While there are many viewpoints on dog training, pet owners make some common mistakes, whichever training technique they use. When training your pup to learn new skills, avoid the following 10 common mistakes.

#1: You are inconsistent when teaching your pet acceptable behaviors

Consistency is key when teaching your pet new behaviors. If your dog is confused about the appropriate behavior, you are too inconsistent with your training. For example, you are teaching your dog that she is not allowed on the couch, but you give in late at night when everyone else is in bed and you can’t resist a puppy cuddle. Then, the next time she tries to jump onto the couch, you scold her and push her down. Dogs cannot learn acceptable behavior when the criteria are inconsistent. Decide what you expect from your dog and stick with it. 

#2: You assume you need to train your puppy when she’s older

The best time to begin training your dog is the day you bring her home. Whether she’s a puppy or an older dog, lay the foundation for your household expectations on day one. Although snuggling with her in your bed the first night may be tempting, teaching her the following night that she must sleep in her crate will be difficult. 

#3: You teach your dog a command and never practice it again

If you learned a skill, such as archery, but laid down your bow for a year without any practice, you’d be pretty terrible the next time you tried. The same holds true for your pet. Practice important commands routinely to ensure she remembers what “wait,” “come,” and “drop it” mean. You don’t want to find out that your dog has forgotten how to come when called if you’re faced with a dangerous situation.

#4: You fail to proof your command with various distractions

While it’s wonderful that your dog has learned to “leave it,” when you drop some of your dinner prep on the kitchen floor, does that command hold up elsewhere?
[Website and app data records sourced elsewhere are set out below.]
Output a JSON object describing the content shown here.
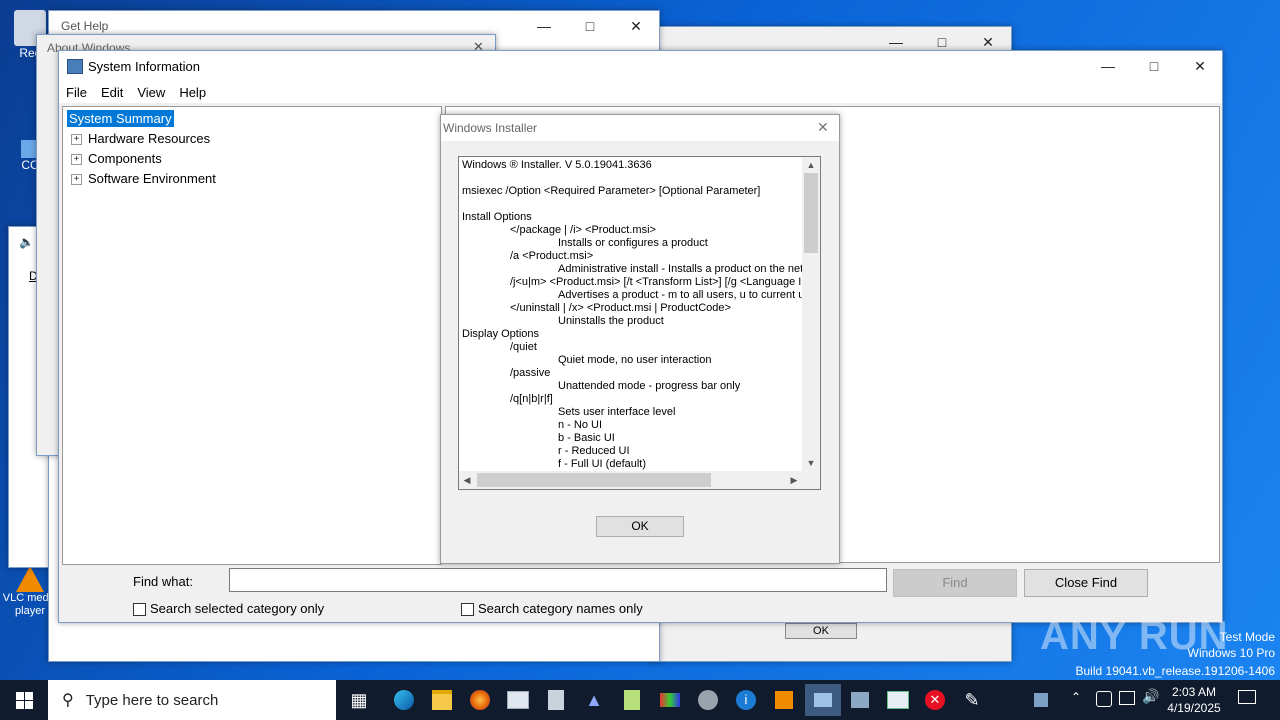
{
  "desktop": {
    "icons": [
      {
        "label": "Rec"
      },
      {
        "label": "CC"
      },
      {
        "label": "VLC media player"
      }
    ],
    "watermark": {
      "brand": "ANY RUN",
      "line1": "Test Mode",
      "line2": "Windows 10 Pro",
      "line3": "Build 19041.vb_release.191206-1406"
    }
  },
  "background_windows": {
    "get_help_title": "Get Help",
    "about_windows_title": "About Windows",
    "ok_label": "OK",
    "d_label": "D"
  },
  "sysinfo": {
    "title": "System Information",
    "menu": [
      "File",
      "Edit",
      "View",
      "Help"
    ],
    "tree": {
      "selected": "System Summary",
      "items": [
        "Hardware Resources",
        "Components",
        "Software Environment"
      ]
    },
    "find": {
      "label": "Find what:",
      "value": "",
      "find_button": "Find",
      "close_find_button": "Close Find",
      "search_selected_label": "Search selected category only",
      "search_names_label": "Search category names only"
    }
  },
  "installer_dialog": {
    "title": "Windows Installer",
    "ok_label": "OK",
    "lines": [
      "Windows ® Installer. V 5.0.19041.3636",
      "",
      "msiexec /Option <Required Parameter> [Optional Parameter]",
      "",
      "Install Options",
      "\t</package | /i> <Product.msi>",
      "\t\tInstalls or configures a product",
      "\t/a <Product.msi>",
      "\t\tAdministrative install - Installs a product on the netw",
      "\t/j<u|m> <Product.msi> [/t <Transform List>] [/g <Language ID",
      "\t\tAdvertises a product - m to all users, u to current use",
      "\t</uninstall | /x> <Product.msi | ProductCode>",
      "\t\tUninstalls the product",
      "Display Options",
      "\t/quiet",
      "\t\tQuiet mode, no user interaction",
      "\t/passive",
      "\t\tUnattended mode - progress bar only",
      "\t/q[n|b|r|f]",
      "\t\tSets user interface level",
      "\t\tn - No UI",
      "\t\tb - Basic UI",
      "\t\tr - Reduced UI",
      "\t\tf - Full UI (default)"
    ]
  },
  "taskbar": {
    "search_placeholder": "Type here to search",
    "time": "2:03 AM",
    "date": "4/19/2025",
    "apps": [
      "task-view",
      "edge",
      "file-explorer",
      "firefox",
      "app-window",
      "clipboard",
      "acrobat",
      "notepad-plus",
      "paint",
      "media",
      "info",
      "vlc",
      "system-info",
      "control-panel",
      "window",
      "error",
      "help-chat"
    ]
  },
  "colors": {
    "selection": "#0078d7",
    "taskbar": "#101b2d",
    "accent": "#0a5fc8"
  }
}
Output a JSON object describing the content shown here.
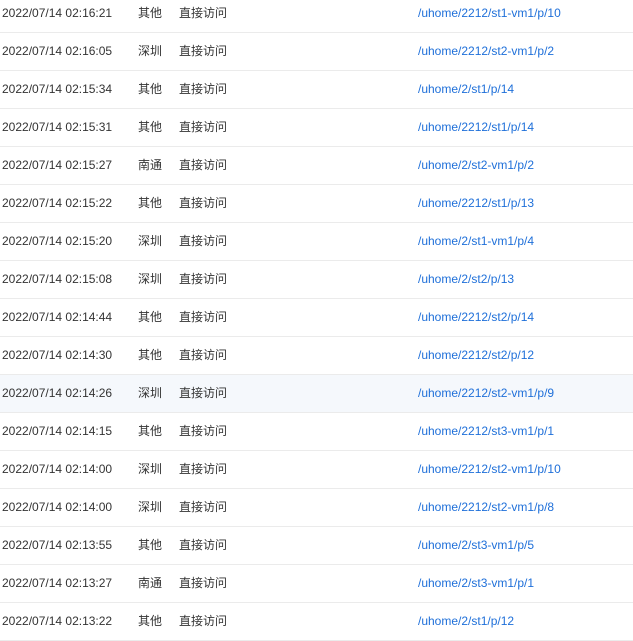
{
  "visit_log": {
    "rows": [
      {
        "time": "2022/07/14 02:16:21",
        "region": "其他",
        "source": "直接访问",
        "url": "/uhome/2212/st1-vm1/p/10"
      },
      {
        "time": "2022/07/14 02:16:05",
        "region": "深圳",
        "source": "直接访问",
        "url": "/uhome/2212/st2-vm1/p/2"
      },
      {
        "time": "2022/07/14 02:15:34",
        "region": "其他",
        "source": "直接访问",
        "url": "/uhome/2/st1/p/14"
      },
      {
        "time": "2022/07/14 02:15:31",
        "region": "其他",
        "source": "直接访问",
        "url": "/uhome/2212/st1/p/14"
      },
      {
        "time": "2022/07/14 02:15:27",
        "region": "南通",
        "source": "直接访问",
        "url": "/uhome/2/st2-vm1/p/2"
      },
      {
        "time": "2022/07/14 02:15:22",
        "region": "其他",
        "source": "直接访问",
        "url": "/uhome/2212/st1/p/13"
      },
      {
        "time": "2022/07/14 02:15:20",
        "region": "深圳",
        "source": "直接访问",
        "url": "/uhome/2/st1-vm1/p/4"
      },
      {
        "time": "2022/07/14 02:15:08",
        "region": "深圳",
        "source": "直接访问",
        "url": "/uhome/2/st2/p/13"
      },
      {
        "time": "2022/07/14 02:14:44",
        "region": "其他",
        "source": "直接访问",
        "url": "/uhome/2212/st2/p/14"
      },
      {
        "time": "2022/07/14 02:14:30",
        "region": "其他",
        "source": "直接访问",
        "url": "/uhome/2212/st2/p/12"
      },
      {
        "time": "2022/07/14 02:14:26",
        "region": "深圳",
        "source": "直接访问",
        "url": "/uhome/2212/st2-vm1/p/9"
      },
      {
        "time": "2022/07/14 02:14:15",
        "region": "其他",
        "source": "直接访问",
        "url": "/uhome/2212/st3-vm1/p/1"
      },
      {
        "time": "2022/07/14 02:14:00",
        "region": "深圳",
        "source": "直接访问",
        "url": "/uhome/2212/st2-vm1/p/10"
      },
      {
        "time": "2022/07/14 02:14:00",
        "region": "深圳",
        "source": "直接访问",
        "url": "/uhome/2212/st2-vm1/p/8"
      },
      {
        "time": "2022/07/14 02:13:55",
        "region": "其他",
        "source": "直接访问",
        "url": "/uhome/2/st3-vm1/p/5"
      },
      {
        "time": "2022/07/14 02:13:27",
        "region": "南通",
        "source": "直接访问",
        "url": "/uhome/2/st3-vm1/p/1"
      },
      {
        "time": "2022/07/14 02:13:22",
        "region": "其他",
        "source": "直接访问",
        "url": "/uhome/2/st1/p/12"
      }
    ]
  },
  "colors": {
    "text": "#333333",
    "link": "#1e6fd9",
    "row_divider": "#ebebeb",
    "hover_row_background": "#f5f8fc"
  }
}
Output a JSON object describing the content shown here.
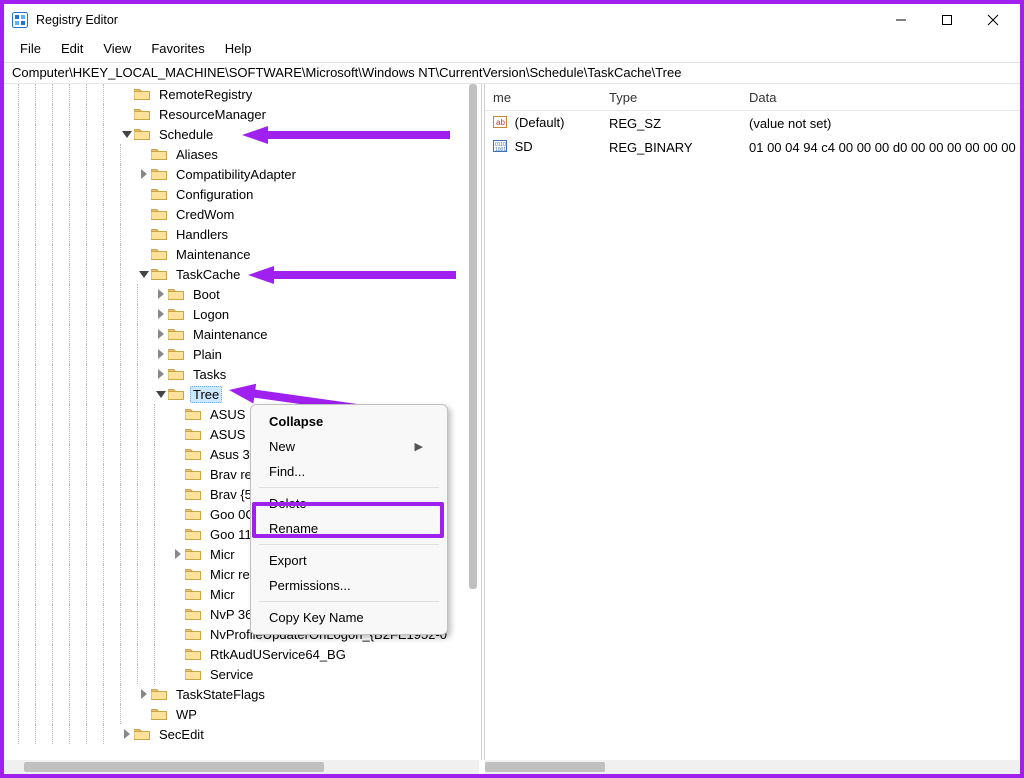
{
  "window": {
    "title": "Registry Editor"
  },
  "menu": {
    "file": "File",
    "edit": "Edit",
    "view": "View",
    "favorites": "Favorites",
    "help": "Help"
  },
  "address": "Computer\\HKEY_LOCAL_MACHINE\\SOFTWARE\\Microsoft\\Windows NT\\CurrentVersion\\Schedule\\TaskCache\\Tree",
  "right": {
    "headers": {
      "name": "me",
      "type": "Type",
      "data": "Data"
    },
    "rows": [
      {
        "name": "(Default)",
        "type": "REG_SZ",
        "data": "(value not set)"
      },
      {
        "name": "SD",
        "type": "REG_BINARY",
        "data": "01 00 04 94 c4 00 00 00 d0 00 00 00 00 00 00 00"
      }
    ]
  },
  "tree": [
    {
      "depth": 13,
      "arrow": "",
      "label": "RemoteRegistry"
    },
    {
      "depth": 13,
      "arrow": "",
      "label": "ResourceManager"
    },
    {
      "depth": 13,
      "arrow": "down",
      "label": "Schedule"
    },
    {
      "depth": 14,
      "arrow": "",
      "label": "Aliases"
    },
    {
      "depth": 14,
      "arrow": "right",
      "label": "CompatibilityAdapter"
    },
    {
      "depth": 14,
      "arrow": "",
      "label": "Configuration"
    },
    {
      "depth": 14,
      "arrow": "",
      "label": "CredWom"
    },
    {
      "depth": 14,
      "arrow": "",
      "label": "Handlers"
    },
    {
      "depth": 14,
      "arrow": "",
      "label": "Maintenance"
    },
    {
      "depth": 14,
      "arrow": "down",
      "label": "TaskCache"
    },
    {
      "depth": 15,
      "arrow": "right",
      "label": "Boot"
    },
    {
      "depth": 15,
      "arrow": "right",
      "label": "Logon"
    },
    {
      "depth": 15,
      "arrow": "right",
      "label": "Maintenance"
    },
    {
      "depth": 15,
      "arrow": "right",
      "label": "Plain"
    },
    {
      "depth": 15,
      "arrow": "right",
      "label": "Tasks"
    },
    {
      "depth": 15,
      "arrow": "down",
      "label": "Tree",
      "selected": true
    },
    {
      "depth": 16,
      "arrow": "",
      "label": "ASUS"
    },
    {
      "depth": 16,
      "arrow": "",
      "label": "ASUS"
    },
    {
      "depth": 16,
      "arrow": "",
      "label": "Asus                                          3F2"
    },
    {
      "depth": 16,
      "arrow": "",
      "label": "Brav                                           re{"
    },
    {
      "depth": 16,
      "arrow": "",
      "label": "Brav                                          {58"
    },
    {
      "depth": 16,
      "arrow": "",
      "label": "Goo                                         0C6"
    },
    {
      "depth": 16,
      "arrow": "",
      "label": "Goo                                           11"
    },
    {
      "depth": 16,
      "arrow": "right",
      "label": "Micr"
    },
    {
      "depth": 16,
      "arrow": "",
      "label": "Micr                                          ret"
    },
    {
      "depth": 16,
      "arrow": "",
      "label": "Micr"
    },
    {
      "depth": 16,
      "arrow": "",
      "label": "NvP                                           36"
    },
    {
      "depth": 16,
      "arrow": "",
      "label": "NvProfileUpdaterOnLogon_{B2FE1952-0"
    },
    {
      "depth": 16,
      "arrow": "",
      "label": "RtkAudUService64_BG"
    },
    {
      "depth": 16,
      "arrow": "",
      "label": "Service"
    },
    {
      "depth": 14,
      "arrow": "right",
      "label": "TaskStateFlags"
    },
    {
      "depth": 14,
      "arrow": "",
      "label": "WP"
    },
    {
      "depth": 13,
      "arrow": "right",
      "label": "SecEdit"
    }
  ],
  "contextMenu": {
    "collapse": "Collapse",
    "new": "New",
    "find": "Find...",
    "delete": "Delete",
    "rename": "Rename",
    "export": "Export",
    "permissions": "Permissions...",
    "copyKeyName": "Copy Key Name"
  }
}
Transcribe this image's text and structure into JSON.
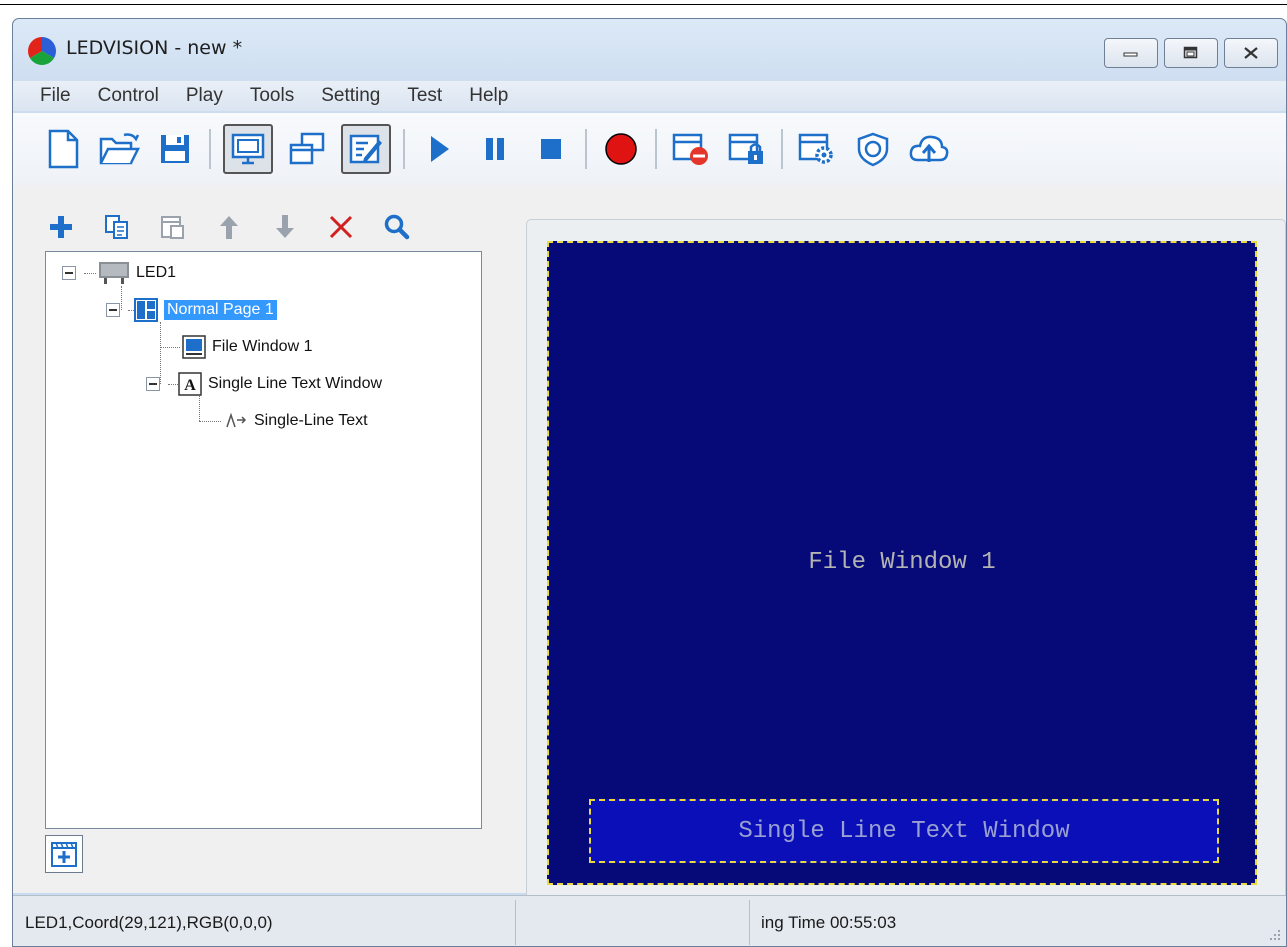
{
  "window": {
    "title": "LEDVISION - new *"
  },
  "menu": [
    "File",
    "Control",
    "Play",
    "Tools",
    "Setting",
    "Test",
    "Help"
  ],
  "toolbar": {
    "buttons": [
      "new-file",
      "open-file",
      "save-file",
      "screen-view",
      "window-view",
      "edit-mode",
      "play",
      "pause",
      "stop",
      "record",
      "clear-screen",
      "lock-screen",
      "screen-settings",
      "shield",
      "cloud-upload"
    ]
  },
  "left_toolbar": [
    "add",
    "copy",
    "paste",
    "move-up",
    "move-down",
    "delete",
    "search"
  ],
  "tree": {
    "led": "LED1",
    "page": "Normal Page 1",
    "file_window": "File Window 1",
    "text_window": "Single Line Text Window",
    "text_item": "Single-Line Text"
  },
  "preview": {
    "file_window_label": "File Window 1",
    "text_window_label": "Single Line Text Window"
  },
  "status": {
    "coord": "LED1,Coord(29,121),RGB(0,0,0)",
    "middle": "",
    "time": "ing Time 00:55:03"
  },
  "colors": {
    "led_background": "#050a78",
    "text_window_background": "#0a0fb8",
    "dash_border": "#e8d93c",
    "selection": "#3399ff"
  }
}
Ensure your dog has rock-solid commands, no matter the situation, by proofing her with distractions and temptations. A simple “sit” in your living room is easier than getting her to sit still at a dog park to leash her, when 10 dogs are running free around her. Practice your pup’s commands in various locations that have different levels of distraction and temptation, to ensure she will always obey.

#5: You use punishment to discipline your pet

No species responds well to physical or verbal punishment. By smacking, swatting, or yelling at your pet when she fails to do what you ask, you destroy her trust and your bond. Use positive reinforcement with treats, praise, and pettings to strengthen your bond and encourage your pet to work with you.

#6: You take too long to reward your pet

When training your dog, you must reward her seconds following the desired behavior, or you may accidentally reward her for a different behavior. This is especially important when you’re beginning to teach your pet a new skill, and trying to link a behavior with a cue. Many trainers use a clicker or a marker word, such as “yes,” to immediately signal to their pet that she performed correctly.

#7: You inadvertently reward your dog for the wrong behavior

Dogs are social creatures and love attention, whether it’s positive or negative. But, negative attention can inadvertently reward your dog for the wrong behavior. For example, when your dog jumps to greet you and you push her down, you’re rewarding her with your attention and touch. Instead, ask her to sit before petting her and rewarding her with love.

#8: You become frustrated and impatient with your dog

Knowing that communicating with someone who doesn’t speak your language is difficult, be understanding when training your pet. If she can’t grasp what you’re asking, take a step back and end your session on a good note. 

#9: You repeat your command multiple times

Many newbie dog trainers make the mistake of repeating themselves before their dog complies with a command, but this teaches the dog that she can stall for four or five command repeats before listening, and still get rewarded. For example, you ask your dog to “sit,” but she’s distracted by an approaching dog. You  ask her to sit four or five times, before the other dog turns a corner and disappears. Your dog finally listens and sits, so you reward her—you have taught her that it’s perfectly fine to not listen when you say a command, and she will still receive a treat. Instead, ask your pet to perform a skill only once. If she doesn’t respond, wait a few seconds, take a step forward to regain her attention, and ask again.

#10: Your training sessions are too long or too short

While short training sessions are ideal to prevent frustration and boredom, don’t quit before you make any progress. Always end your session on a good note to encourage your pet to try again next time. 

As an animal emergency hospital, we hope not to see your pet for an emergency that proper training could have been prevented, like being hit by a car or eating something toxic. But, if the worst happens, give us a call—we’re here for you and your pet during evenings, weekends, and holidays.